Biosecurity - Anglian Water Policy
Check, Clean, and Dry!
Invasive non-native species can damage boating equipment, block water treatment systems and harm native habitats.
As recreational boaters, there are a number of actions that we can take to minimise the risk of introducing or spreading invasive non-native species around Great Britain.
Biosecurity requirements Anglian Water has agreed biosecurity requirements for their waters with DEFRA under the Waterparks Byelaws 2014, which came into force in May 2015.
Recreational boaters must comply with these rules or they could face a fine of up to £500 for each offence, although it is a defence to show that they 'took all reasonable precautions and exercised all due diligence' or otherwise had a 'reasonable excuse' for committing the offence.
Check, clean, dry
Check, Clean, Dry is the best way to protect both your stretch of water and others around the country from invasive non-native species.
Check boats, equipment and clothing for living plants and animals. Pay particular attention to areas that are damp or hard to inspect.
Clean and wash all equipment, thoroughly with freshwater and anti-foul boats annually. Remove visible fouling and put in the bin, not back in the water.
Dry responsibly! When recovering a boat, trailer, dinghy, Personal Water Craft or RIB, drain water from every part and all equipment that can hold water, including any water that collects in bilges, before leaving the site.
Sailing and watersports Anglian Water Byelaw 17.2 states that no boat shall enter a Water Park with the intention of launching onto the water without complying with current agreed biosecurity guidance. Boats must be checked, cleaned and fully dried before arriving at the Water Park and visiting boats must sign in at the point of access to confirm this process has been carried out before arriving at the park.
Biosecurity - Hollowell SC Policy
Hollowell Sailing Club has reviewed the existing biosecurity measures and sets out the following requirements of members and visitors at Hollowell Reservoir.
The following requirements apply to all craft, being powered or non-powered craft, including RIB, rowing craft, dinghies, canoes, kayaks and sailboards and others, entering the reservoir.
Audit-able check of all visiting craft....All visitors to Hollowell Sailing Club premises with any type of craft attending open meetings will be required to sign a declaration in their application form to confirm they agree to self-regulated checking, cleaning and drying all craft, in so far as is practical, before entering the reservoir and prior to their departure.
Application forms will be received by those supervising the open meetings and kept on file for a period of no less than twelve months thereafter. Responsibility for processing and filing the forms will rest with the relevant open meeting Fleet Captain.
On site signage and information Anglian Water is responsible for ensuring permanent signage is and remains in place regarding biosecurity at Hollowell reservoir. Hollowell Sailing Club will promote check, clean, dry procedures regularly to its members and visitors by posting notices on club notice boards, website and in other correspondence with members. Responsibility for promoting procedures will rest with the Web Master, the Membership Secretary and any other Committee Members as are relevant.

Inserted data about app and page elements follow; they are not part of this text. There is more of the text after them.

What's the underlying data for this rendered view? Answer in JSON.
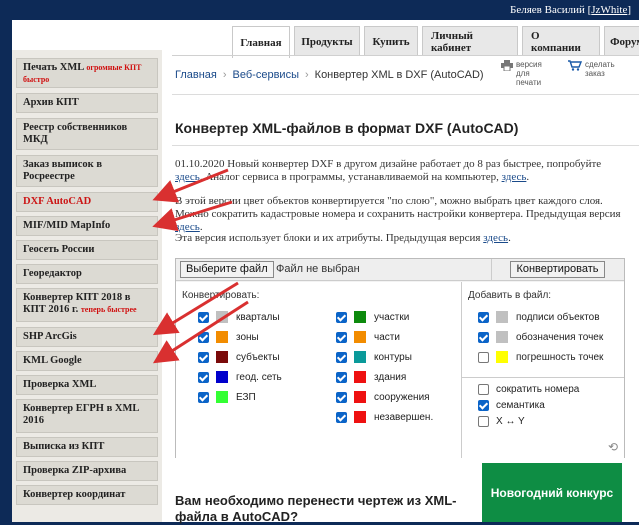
{
  "header": {
    "user_name": "Беляев Василий",
    "user_link": "JzWhite",
    "bracket_open": "[",
    "bracket_close": "]"
  },
  "tabs": [
    {
      "label": "Главная",
      "active": true
    },
    {
      "label": "Продукты"
    },
    {
      "label": "Купить"
    },
    {
      "label": "Личный кабинет"
    },
    {
      "label": "О компании"
    },
    {
      "label": "Форум"
    }
  ],
  "sidebar": {
    "items": [
      {
        "label": "Печать XML",
        "sup": "огромные КПТ быстро"
      },
      {
        "label": "Архив КПТ"
      },
      {
        "label": "Реестр собственников МКД"
      },
      {
        "label": "Заказ выписок в Росреестре"
      },
      {
        "label": "DXF AutoCAD"
      },
      {
        "label": "MIF/MID MapInfo"
      },
      {
        "label": "Геосеть России"
      },
      {
        "label": "Георедактор"
      },
      {
        "label": "Конвертер КПТ 2018 в КПТ 2016 г.",
        "sup": "теперь быстрее"
      },
      {
        "label": "SHP ArcGis"
      },
      {
        "label": "KML Google"
      },
      {
        "label": "Проверка XML"
      },
      {
        "label": "Конвертер ЕГРН в XML 2016"
      },
      {
        "label": "Выписка из КПТ"
      },
      {
        "label": "Проверка ZIP-архива"
      },
      {
        "label": "Конвертер координат"
      }
    ]
  },
  "breadcrumb": {
    "home": "Главная",
    "services": "Веб-сервисы",
    "current": "Конвертер XML в DXF (AutoCAD)",
    "sep": "›"
  },
  "tools": {
    "print_label": "версия для печати",
    "order_label": "сделать заказ"
  },
  "main": {
    "title": "Конвертер XML-файлов в формат DXF (AutoCAD)",
    "p1_text": "01.10.2020 Новый конвертер DXF в другом дизайне работает до 8 раз быстрее, попробуйте",
    "p1_link": "здесь",
    "p1_text2": "Аналог сервиса в программы, устанавливаемой на компьютер,",
    "p1_link2": "здесь",
    "p2_text": "В этой версии цвет объектов конвертируется \"по слою\", можно выбрать цвет каждого слоя. Можно сократить кадастровые номера и сохранить настройки конвертера. Предыдущая версия",
    "p2_link": "здесь",
    "p3_text": "Эта версия использует блоки и их атрибуты. Предыдущая версия",
    "p3_link": "здесь",
    "question": "Вам необходимо перенести чертеж из XML-файла в AutoCAD?",
    "promo": "Новогодний конкурс"
  },
  "converter": {
    "choose_file": "Выберите файл",
    "no_file": "Файл не выбран",
    "convert": "Конвертировать",
    "convert_title": "Конвертировать:",
    "add_title": "Добавить в файл:",
    "col1": [
      {
        "label": "кварталы",
        "checked": true,
        "color": "#c0c0c0"
      },
      {
        "label": "зоны",
        "checked": true,
        "color": "#f28c00"
      },
      {
        "label": "субъекты",
        "checked": true,
        "color": "#7a0a0a"
      },
      {
        "label": "геод. сеть",
        "checked": true,
        "color": "#0000cc"
      },
      {
        "label": "ЕЗП",
        "checked": true,
        "color": "#33ff33"
      }
    ],
    "col2": [
      {
        "label": "участки",
        "checked": true,
        "color": "#0d8a0d"
      },
      {
        "label": "части",
        "checked": true,
        "color": "#f28c00"
      },
      {
        "label": "контуры",
        "checked": true,
        "color": "#0a9a9a"
      },
      {
        "label": "здания",
        "checked": true,
        "color": "#ee1111"
      },
      {
        "label": "сооружения",
        "checked": true,
        "color": "#ee1111"
      },
      {
        "label": "незавершен.",
        "checked": true,
        "color": "#ee1111"
      }
    ],
    "add": [
      {
        "label": "подписи объектов",
        "checked": true,
        "color": "#c0c0c0"
      },
      {
        "label": "обозначения точек",
        "checked": true,
        "color": "#c0c0c0"
      },
      {
        "label": "погрешность точек",
        "checked": false,
        "color": "#ffff00"
      }
    ],
    "extra": [
      {
        "label": "сократить номера",
        "checked": false
      },
      {
        "label": "семантика",
        "checked": true
      },
      {
        "label": "X ↔ Y",
        "checked": false
      }
    ]
  },
  "colors": {
    "accent_red": "#d93030",
    "header_navy": "#0d2a57",
    "promo_green": "#0e8d44"
  }
}
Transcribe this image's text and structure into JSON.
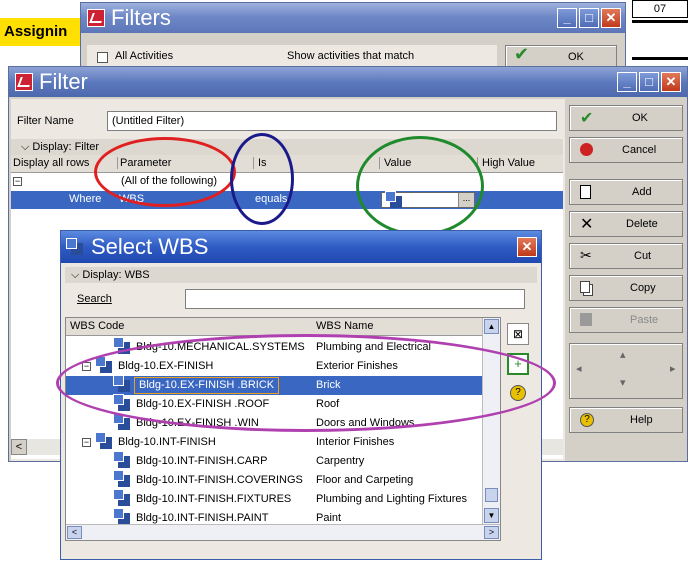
{
  "bg_window": {
    "label": "Assignin",
    "corner": "07"
  },
  "filters_window": {
    "title": "Filters",
    "all_activities": "All Activities",
    "show_match": "Show activities that match",
    "ok": "OK"
  },
  "filter_window": {
    "title": "Filter",
    "name_label": "Filter Name",
    "name_value": "(Untitled Filter)",
    "display_label": "Display: Filter",
    "columns": [
      "Display all rows",
      "Parameter",
      "Is",
      "Value",
      "High Value"
    ],
    "row1_param": "(All of the following)",
    "row2_where": "Where",
    "row2_param": "WBS",
    "row2_is": "equals",
    "buttons": {
      "ok": "OK",
      "cancel": "Cancel",
      "add": "Add",
      "delete": "Delete",
      "cut": "Cut",
      "copy": "Copy",
      "paste": "Paste",
      "help": "Help"
    }
  },
  "select_wbs": {
    "title": "Select WBS",
    "display_label": "Display: WBS",
    "search_label": "Search",
    "search_value": "",
    "col_code": "WBS Code",
    "col_name": "WBS Name",
    "rows": [
      {
        "code": "Bldg-10.MECHANICAL.SYSTEMS",
        "name": "Plumbing and Electrical"
      },
      {
        "code": "Bldg-10.EX-FINISH",
        "name": "Exterior Finishes"
      },
      {
        "code": "Bldg-10.EX-FINISH .BRICK",
        "name": "Brick"
      },
      {
        "code": "Bldg-10.EX-FINISH .ROOF",
        "name": "Roof"
      },
      {
        "code": "Bldg-10.EX-FINISH .WIN",
        "name": "Doors and Windows"
      },
      {
        "code": "Bldg-10.INT-FINISH",
        "name": "Interior Finishes"
      },
      {
        "code": "Bldg-10.INT-FINISH.CARP",
        "name": "Carpentry"
      },
      {
        "code": "Bldg-10.INT-FINISH.COVERINGS",
        "name": "Floor and Carpeting"
      },
      {
        "code": "Bldg-10.INT-FINISH.FIXTURES",
        "name": "Plumbing and Lighting Fixtures"
      },
      {
        "code": "Bldg-10.INT-FINISH.PAINT",
        "name": "Paint"
      }
    ]
  },
  "colors": {
    "selection": "#3a67c2",
    "red_circle": "#e02020",
    "blue_circle": "#1a1a8a",
    "green_circle": "#1f8a2c",
    "purple_circle": "#b040b0"
  }
}
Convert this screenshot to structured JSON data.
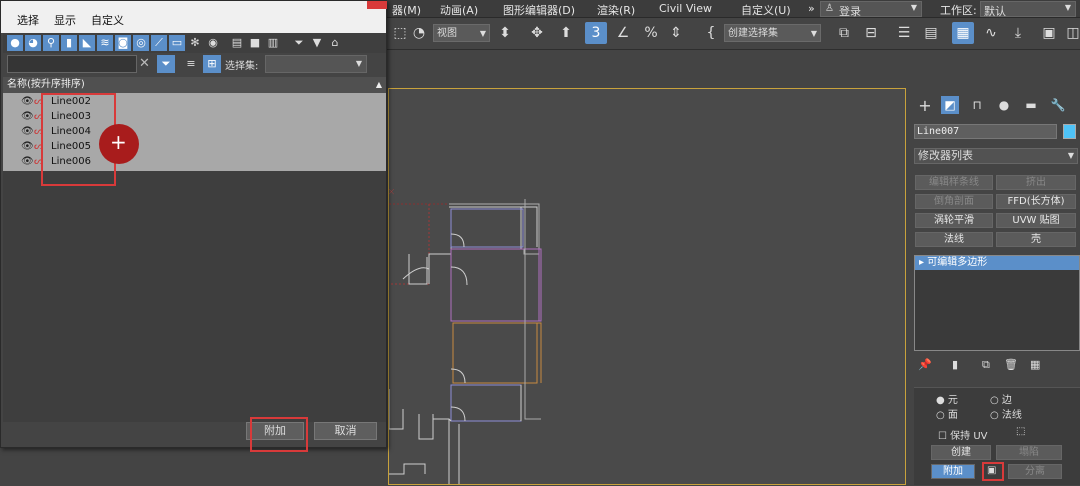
{
  "menu": {
    "items": [
      "器(M)",
      "动画(A)",
      "图形编辑器(D)",
      "渲染(R)",
      "Civil View",
      "自定义(U)"
    ],
    "overflow": "»",
    "login_label": "登录",
    "workspace_label": "工作区:",
    "workspace_value": "默认"
  },
  "toolbar": {
    "view_dropdown": "视图",
    "selection_set_dropdown": "创建选择集"
  },
  "scene_explorer": {
    "menu": [
      "选择",
      "显示",
      "自定义"
    ],
    "search_placeholder": "",
    "selection_set_label": "选择集:",
    "selection_set_value": "",
    "column_header": "名称(按升序排序)",
    "items": [
      "Line002",
      "Line003",
      "Line004",
      "Line005",
      "Line006"
    ],
    "ok_button": "附加",
    "cancel_button": "取消"
  },
  "command_panel": {
    "object_name": "Line007",
    "object_color": "#4fc3f7",
    "modifier_list": "修改器列表",
    "modifier_buttons": [
      "编辑样条线",
      "挤出",
      "倒角剖面",
      "FFD(长方体)",
      "涡轮平滑",
      "UVW 贴图",
      "法线",
      "壳"
    ],
    "stack_item": "可编辑多边形",
    "bottom": {
      "radio_1": "元",
      "radio_2": "边",
      "radio_3": "面",
      "radio_4": "法线",
      "keep_uv": "保持 UV",
      "create_btn": "创建",
      "collapse_btn": "塌陷",
      "attach_btn": "附加",
      "detach_btn": "分离"
    }
  },
  "colors": {
    "accent": "#5b8fc9",
    "highlight_box": "#d83a3a",
    "viewport_border": "#c8a23c"
  }
}
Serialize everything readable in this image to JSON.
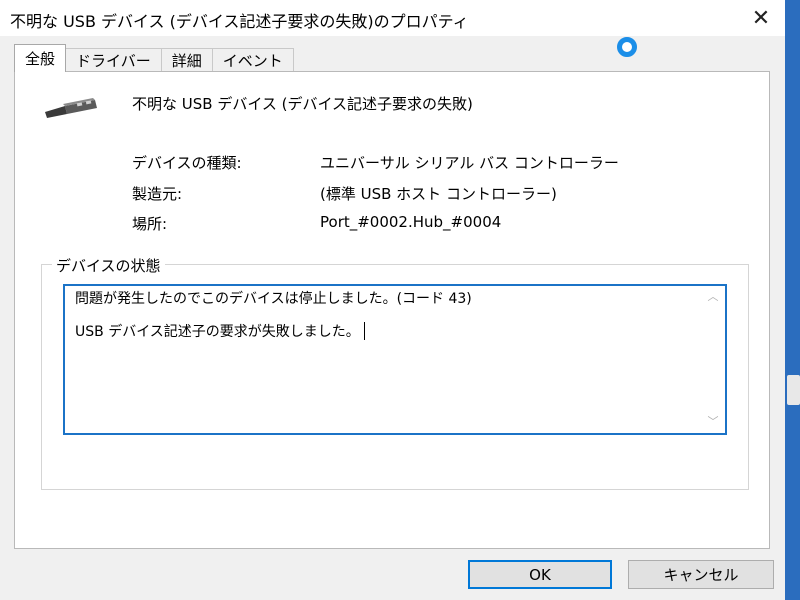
{
  "window": {
    "title": "不明な USB デバイス (デバイス記述子要求の失敗)のプロパティ",
    "close_glyph": "✕"
  },
  "tabs": [
    {
      "label": "全般",
      "active": true
    },
    {
      "label": "ドライバー",
      "active": false
    },
    {
      "label": "詳細",
      "active": false
    },
    {
      "label": "イベント",
      "active": false
    }
  ],
  "device": {
    "icon": "usb-connector-icon",
    "name": "不明な USB デバイス (デバイス記述子要求の失敗)"
  },
  "properties": [
    {
      "label": "デバイスの種類:",
      "value": "ユニバーサル シリアル バス コントローラー"
    },
    {
      "label": "製造元:",
      "value": "(標準 USB ホスト コントローラー)"
    },
    {
      "label": "場所:",
      "value": "Port_#0002.Hub_#0004"
    }
  ],
  "status": {
    "group_title": "デバイスの状態",
    "line1": "問題が発生したのでこのデバイスは停止しました。(コード 43)",
    "line2": "USB デバイス記述子の要求が失敗しました。"
  },
  "buttons": {
    "ok": "OK",
    "cancel": "キャンセル"
  },
  "colors": {
    "accent": "#0078d7",
    "busy_ring": "#1b8ee8"
  }
}
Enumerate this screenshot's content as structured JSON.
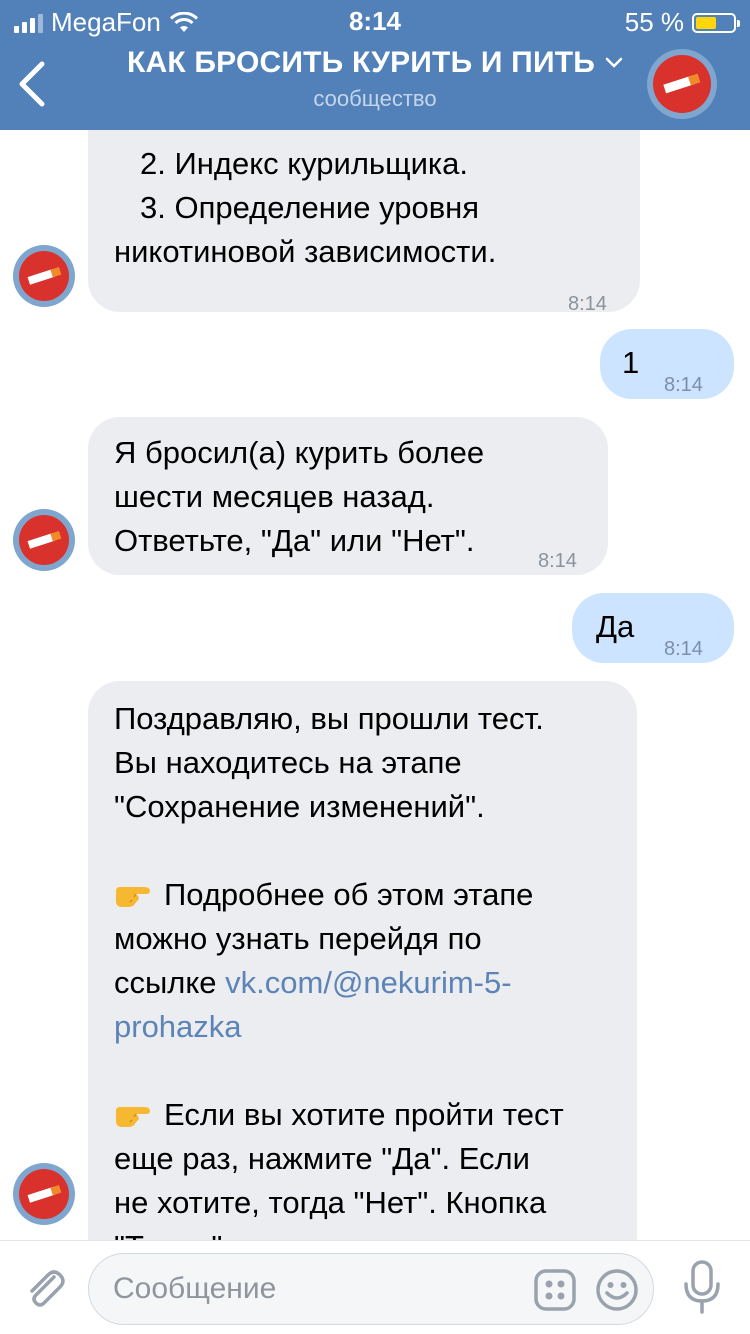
{
  "status_bar": {
    "carrier": "MegaFon",
    "time": "8:14",
    "battery": "55 %",
    "battery_level": 0.55
  },
  "header": {
    "title": "КАК БРОСИТЬ КУРИТЬ И ПИТЬ",
    "subtitle": "сообщество",
    "title_icon": "chevron-down-icon"
  },
  "messages": [
    {
      "lines": [
        "2. Индекс курильщика.",
        "3. Определение уровня",
        "никотиновой зависимости."
      ],
      "time": "8:14"
    },
    {
      "text": "1",
      "time": "8:14"
    },
    {
      "lines": [
        "Я бросил(а) курить более",
        "шести месяцев назад.",
        "Ответьте, \"Да\" или \"Нет\"."
      ],
      "time": "8:14"
    },
    {
      "text": "Да",
      "time": "8:14"
    },
    {
      "l1": "Поздравляю, вы прошли тест.",
      "l2": "Вы находитесь на этапе",
      "l3": "\"Сохранение изменений\".",
      "l4": "Подробнее об этом этапе",
      "l5": "можно узнать перейдя по",
      "l6": "ссылке",
      "link1": "vk.com/@nekurim-5-",
      "link2": "prohazka",
      "l7": "Если вы хотите пройти тест",
      "l8": "еще раз, нажмите \"Да\". Если",
      "l9": "не хотите, тогда \"Нет\". Кнопка",
      "l10": "\"Тесты\" выводит список"
    }
  ],
  "input": {
    "placeholder": "Сообщение"
  },
  "colors": {
    "header_bg": "#5181b8",
    "incoming_bubble": "#ebedf0",
    "outgoing_bubble": "#cce4ff",
    "link": "#5d84b7",
    "battery": "#ffd60a"
  }
}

Wash down procedures Members’ craft which do not leave the site are not required to wash down before or after entering the water. Hollowell Sailing Club will provide a wash down facility away from the shore in the form of a stand pipe and hose.
Self-regulation by members With immediate effect members are required to self-regulate the wash down procedure and endeavour to take all possible practical measures to prevent the spread of invasive species.
Members will be required to sign a declaration in their membership application form or membership renewal form to confirm their agreement to do so before their membership is approved.
Responsibility for processing and filing the membership application forms will rest with the Membership Secretary
Leptospirosis and Weil's Disease
The national rat population is increasing and between 50 and 60% of rats carry and excrete the bacterium Leptospira icterohaemorrhagiae in their urine.
If your club operates in freshwater then it is important that your members are aware of the risks of Leptospirosis and Weil's Disease. Leptospira bacteria are often carried by rats and excreted in their urine thus contaminating water and muddy soil. The bacteria can enter the human body through cuts, grazes, mouth or mucous membranes such as those which line the nose and ears.
Infection with the bacterium causes an illness which has similar symptoms to flu – temperature, muscle aches and nausea. In mild cases these symptoms can be easily treated and patients will likely recover in a few weeks. In England and Wales an average of 40 cases of Leptospirosis are reported each year however very few of these go on to develop the more serious Weil’s Disease which can be fatal; Since 1996, there have only been four deaths from Weil’s Disease.
Although most cases of Leptospirosis are mild it is important that water users are aware of the risks and can recognise the symptoms. Sailors, boardsailors, canoeists, oarsmen, swimmers and fishermen are at risk in any area with a population of rats. Any skin wound or blister, old or new, may be infected if immersed in water polluted with the bacteria.
If you start to feel ill after coming into contact with water that could be contaminated with Leptospira then the best approach is to consult your doctor. It is vital that the doctor be told of any water-borne activity you have been involved in as the symptoms are easily confused with those of flu and if you have an otherwise ‘clean occupation’ the possibility of Weil’s Disease may be overlooked in the early stages